As I recently moved from country WA to the beautiful Sunshine Coast – which has also increased my commuting time – I have more time to listen to podcasts. I particularly enjoy BBC’s Inside Health with GP Dr Mark Porter.
One of the recent topics on the show was ‘gut feeling’. Dr Porter interviewed GP Dr Ann Van den Bruel who has done some fascinating research on this topic.
In one study, published in BMJ, Van den Bruel was able to calculate the diagnostic accuracy of the doctor’s instinct and found that it is one of the most powerful predictors of, for example, serious infections in children. One of the recommendations of the authors is:
We should certainly make clear when teaching that an inexplicable (or not fully explicable) gut feeling is an important diagnostic sign and a good reason for seeking the opinion of someone with more expertise or scheduling a review of the child.
Invaluable advice, and something most experienced GPs will do routinely.

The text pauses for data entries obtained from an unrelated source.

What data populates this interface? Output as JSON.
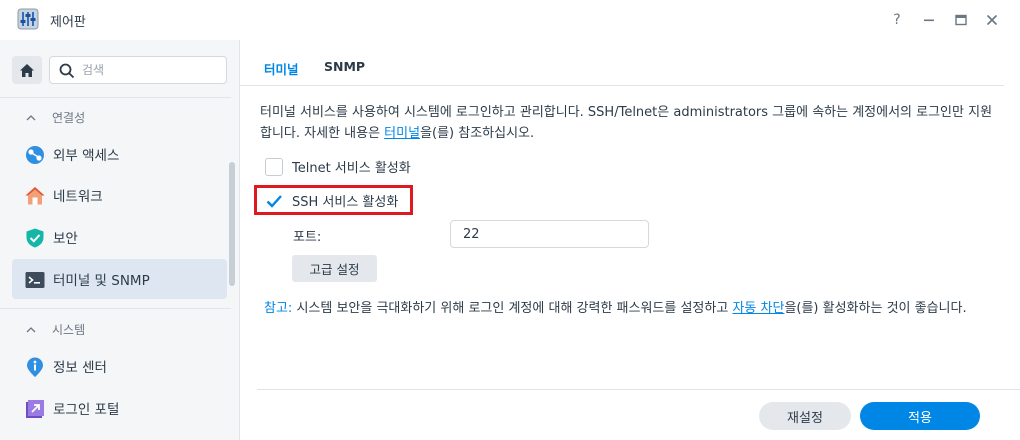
{
  "window": {
    "title": "제어판",
    "icon": "control-panel-icon",
    "buttons": {
      "help": "?",
      "minimize": "‒",
      "maximize": "□",
      "close": "×"
    }
  },
  "sidebar": {
    "search_placeholder": "검색",
    "sections": [
      {
        "label": "연결성",
        "collapsed": false
      },
      {
        "label": "시스템",
        "collapsed": false
      }
    ],
    "items": [
      {
        "label": "외부 액세스",
        "icon": "external-access-icon",
        "active": false
      },
      {
        "label": "네트워크",
        "icon": "network-house-icon",
        "active": false
      },
      {
        "label": "보안",
        "icon": "security-shield-icon",
        "active": false
      },
      {
        "label": "터미널 및 SNMP",
        "icon": "terminal-icon",
        "active": true
      },
      {
        "label": "정보 센터",
        "icon": "info-center-icon",
        "active": false
      },
      {
        "label": "로그인 포털",
        "icon": "login-portal-icon",
        "active": false
      }
    ]
  },
  "tabs": [
    {
      "label": "터미널",
      "active": true
    },
    {
      "label": "SNMP",
      "active": false
    }
  ],
  "description": {
    "text_1": "터미널 서비스를 사용하여 시스템에 로그인하고 관리합니다. SSH/Telnet은 administrators 그룹에 속하는 계정에서의 로그인만 지원합니다. 자세한 내용은 ",
    "link": "터미널",
    "text_2": "을(를) 참조하십시오."
  },
  "telnet": {
    "label": "Telnet 서비스 활성화",
    "checked": false
  },
  "ssh": {
    "label": "SSH 서비스 활성화",
    "checked": true
  },
  "port": {
    "label": "포트:",
    "value": "22"
  },
  "advanced_button": "고급 설정",
  "note": {
    "label": "참고:",
    "text_1": " 시스템 보안을 극대화하기 위해 로그인 계정에 대해 강력한 패스워드를 설정하고 ",
    "link": "자동 차단",
    "text_2": "을(를) 활성화하는 것이 좋습니다."
  },
  "footer": {
    "reset_label": "재설정",
    "apply_label": "적용"
  },
  "colors": {
    "accent": "#0086e5",
    "highlight": "#e0191e",
    "sidebar_bg": "#f4f6f8",
    "active_item_bg": "#dde6f1"
  }
}
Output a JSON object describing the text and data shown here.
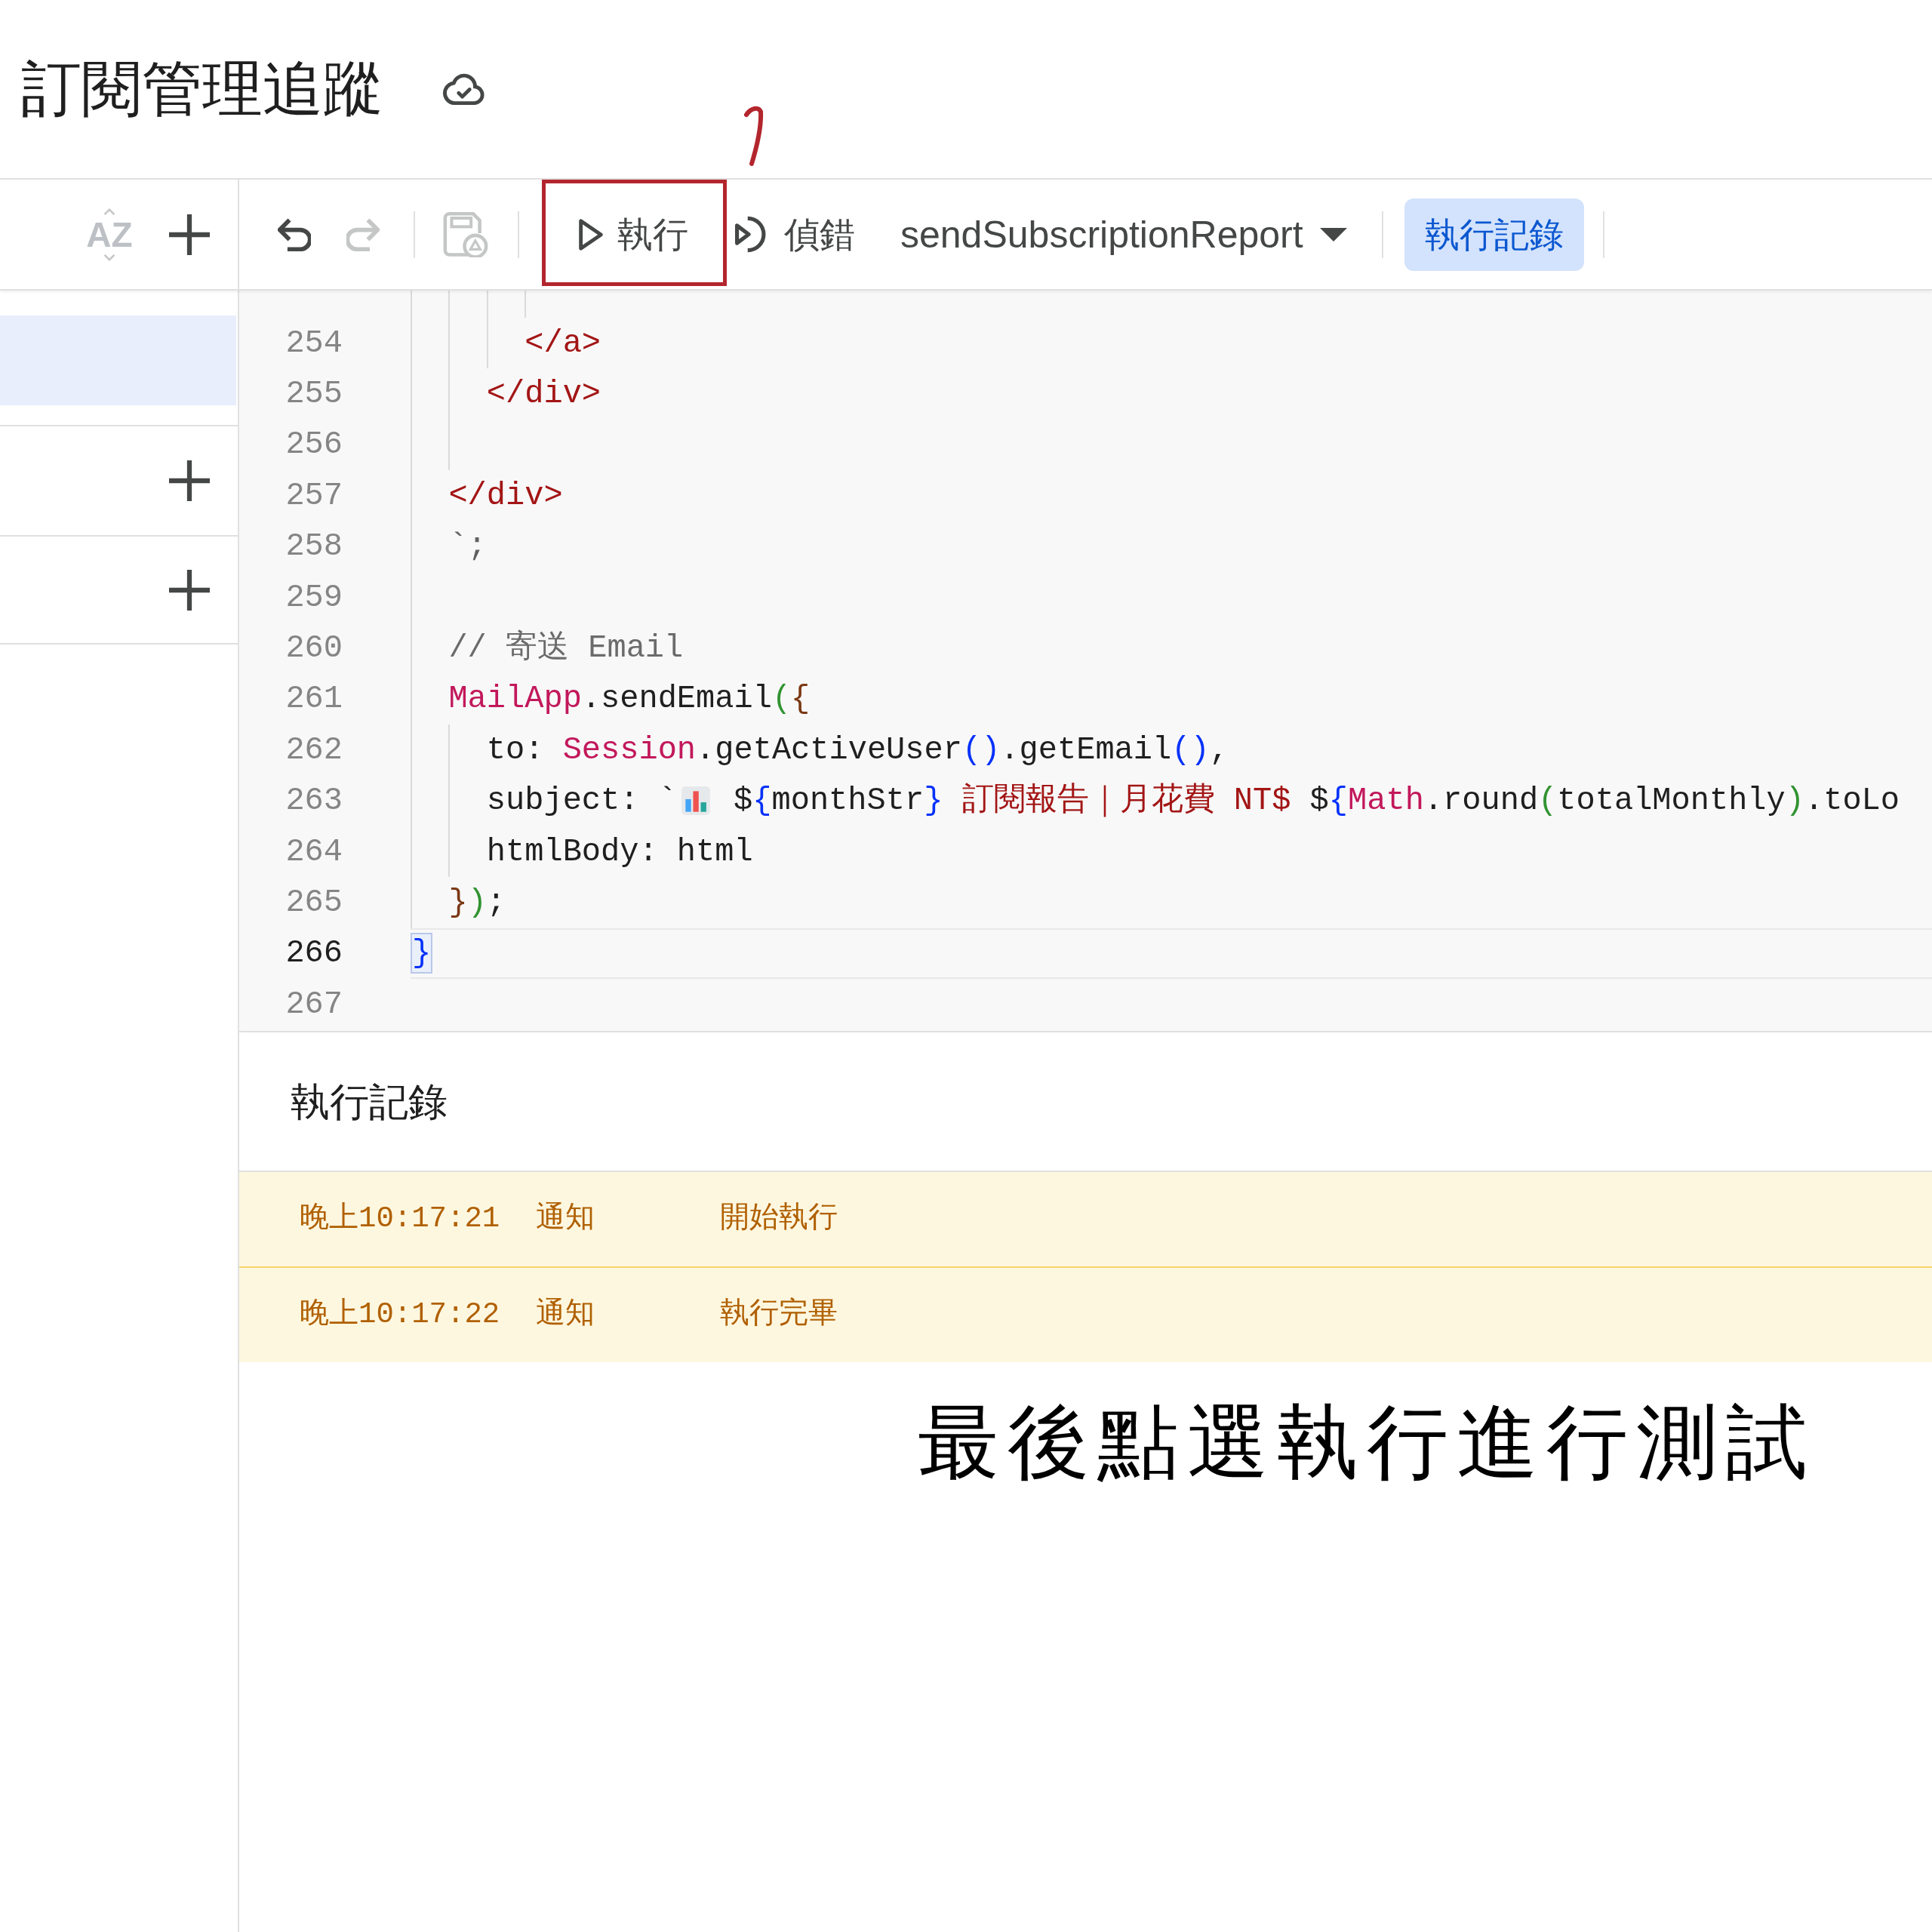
{
  "header": {
    "title": "訂閱管理追蹤",
    "saved": true
  },
  "toolbar": {
    "sort": {
      "label": "AZ",
      "disabled": true
    },
    "undo": {
      "disabled": false
    },
    "redo": {
      "disabled": true
    },
    "save": {
      "disabled": true
    },
    "run": {
      "label": "執行"
    },
    "debug": {
      "label": "偵錯"
    },
    "function_select": {
      "value": "sendSubscriptionReport"
    },
    "log_toggle": {
      "label": "執行記錄",
      "selected": true
    }
  },
  "sidebar": {
    "files": [
      {
        "selected": true
      }
    ]
  },
  "editor": {
    "lines": [
      {
        "number": "254",
        "current": false,
        "bracket_match": false,
        "tokens": [
          {
            "kind": "string",
            "text": "      </a>"
          }
        ]
      },
      {
        "number": "255",
        "current": false,
        "bracket_match": false,
        "tokens": [
          {
            "kind": "string",
            "text": "    </div>"
          }
        ]
      },
      {
        "number": "256",
        "current": false,
        "bracket_match": false
      },
      {
        "number": "257",
        "current": false,
        "bracket_match": false,
        "tokens": [
          {
            "kind": "string",
            "text": "  </div>"
          }
        ]
      },
      {
        "number": "258",
        "current": false,
        "bracket_match": false,
        "tokens": [
          {
            "kind": "punct",
            "text": "  `;"
          }
        ]
      },
      {
        "number": "259",
        "current": false,
        "bracket_match": false
      },
      {
        "number": "260",
        "current": false,
        "bracket_match": false,
        "tokens": [
          {
            "kind": "comment",
            "text": "  // 寄送 Email"
          }
        ]
      },
      {
        "number": "261",
        "current": false,
        "bracket_match": false,
        "tokens": [
          {
            "kind": "type",
            "text": "  MailApp"
          },
          {
            "kind": "plain",
            "text": ".sendEmail"
          },
          {
            "kind": "bracket",
            "text": "(",
            "color": "#319331"
          },
          {
            "kind": "bracket",
            "text": "{",
            "color": "#7b3814"
          }
        ]
      },
      {
        "number": "262",
        "current": false,
        "bracket_match": false,
        "tokens": [
          {
            "kind": "plain",
            "text": "    to: "
          },
          {
            "kind": "type",
            "text": "Session"
          },
          {
            "kind": "plain",
            "text": ".getActiveUser"
          },
          {
            "kind": "bracket",
            "text": "()",
            "color": "#0431fa"
          },
          {
            "kind": "plain",
            "text": ".getEmail"
          },
          {
            "kind": "bracket",
            "text": "()",
            "color": "#0431fa"
          },
          {
            "kind": "plain",
            "text": ","
          }
        ]
      },
      {
        "number": "263",
        "current": false,
        "bracket_match": false,
        "tokens": [
          {
            "kind": "plain",
            "text": "    subject: `"
          },
          {
            "kind": "icon"
          },
          {
            "kind": "plain",
            "text": " $"
          },
          {
            "kind": "bracket",
            "text": "{",
            "color": "#0431fa"
          },
          {
            "kind": "plain",
            "text": "monthStr"
          },
          {
            "kind": "bracket",
            "text": "}",
            "color": "#0431fa"
          },
          {
            "kind": "string",
            "text": " 訂閱報告｜月花費 NT$ "
          },
          {
            "kind": "plain",
            "text": "$"
          },
          {
            "kind": "bracket",
            "text": "{",
            "color": "#0431fa"
          },
          {
            "kind": "type",
            "text": "Math"
          },
          {
            "kind": "plain",
            "text": ".round"
          },
          {
            "kind": "bracket",
            "text": "(",
            "color": "#319331"
          },
          {
            "kind": "plain",
            "text": "totalMonthly"
          },
          {
            "kind": "bracket",
            "text": ")",
            "color": "#319331"
          },
          {
            "kind": "plain",
            "text": ".toLo"
          }
        ]
      },
      {
        "number": "264",
        "current": false,
        "bracket_match": false,
        "tokens": [
          {
            "kind": "plain",
            "text": "    htmlBody: html"
          }
        ]
      },
      {
        "number": "265",
        "current": false,
        "bracket_match": false,
        "tokens": [
          {
            "kind": "bracket",
            "text": "  }",
            "color": "#7b3814"
          },
          {
            "kind": "bracket",
            "text": ")",
            "color": "#319331"
          },
          {
            "kind": "plain",
            "text": ";"
          }
        ]
      },
      {
        "number": "266",
        "current": true,
        "bracket_match": true,
        "tokens": [
          {
            "kind": "bracket",
            "text": "}",
            "color": "#0431fa"
          }
        ]
      },
      {
        "number": "267",
        "current": false,
        "bracket_match": false
      }
    ]
  },
  "log": {
    "title": "執行記錄",
    "entries": [
      {
        "kind": "notice",
        "time": "晚上10:17:21",
        "type": "通知",
        "message": "開始執行"
      },
      {
        "kind": "notice",
        "time": "晚上10:17:22",
        "type": "通知",
        "message": "執行完畢"
      }
    ]
  },
  "annotations": [
    {
      "kind": "frame"
    },
    {
      "kind": "hook"
    },
    {
      "kind": "note",
      "text": "最後點選執行進行測試"
    }
  ]
}
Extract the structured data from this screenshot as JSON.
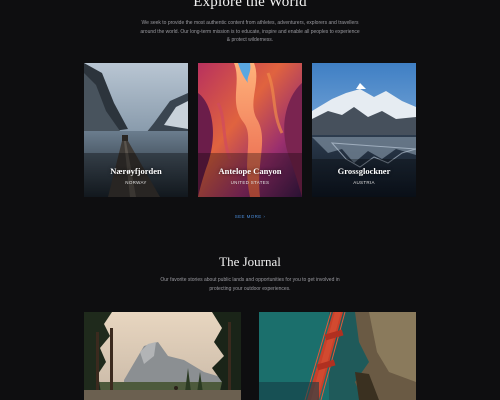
{
  "explore": {
    "title": "Explore the World",
    "intro": "We seek to provide the most authentic content from athletes, adventurers, explorers and travellers around the world. Our long-term mission is to educate, inspire and enable all peoples to experience & protect wilderness.",
    "cards": [
      {
        "name": "Nærøyfjorden",
        "country": "NORWAY"
      },
      {
        "name": "Antelope Canyon",
        "country": "UNITED STATES"
      },
      {
        "name": "Grossglockner",
        "country": "AUSTRIA"
      }
    ],
    "see_more": "SEE MORE ›"
  },
  "journal": {
    "title": "The Journal",
    "intro": "Our favorite stories about public lands and opportunities for you to get involved in protecting your outdoor experiences."
  }
}
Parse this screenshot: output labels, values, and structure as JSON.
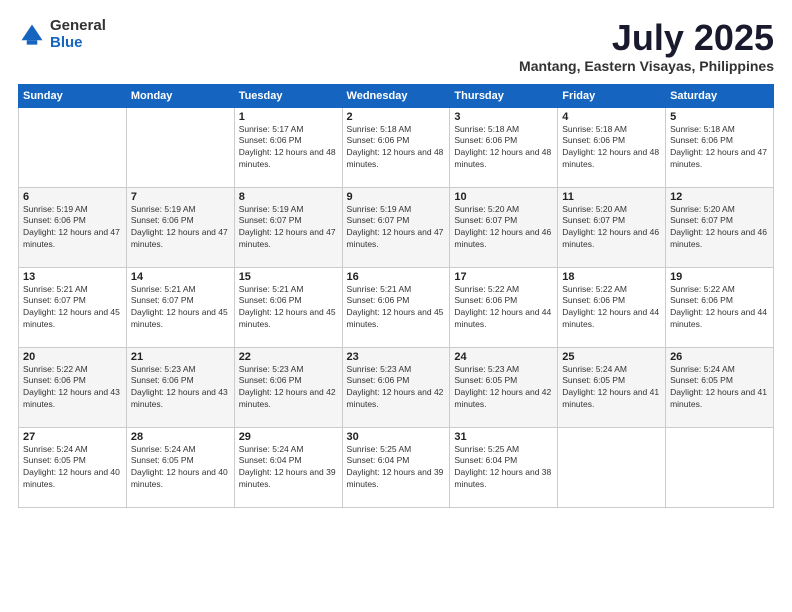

Van den Bruel: “It’s not a hundred per cent right but the chance that something serious is going on is much higher when a doctor has a gut feeling.”
It’s great to hear that trusting our gut instinct may not be unscientific after all, and will add to the quality of patient care.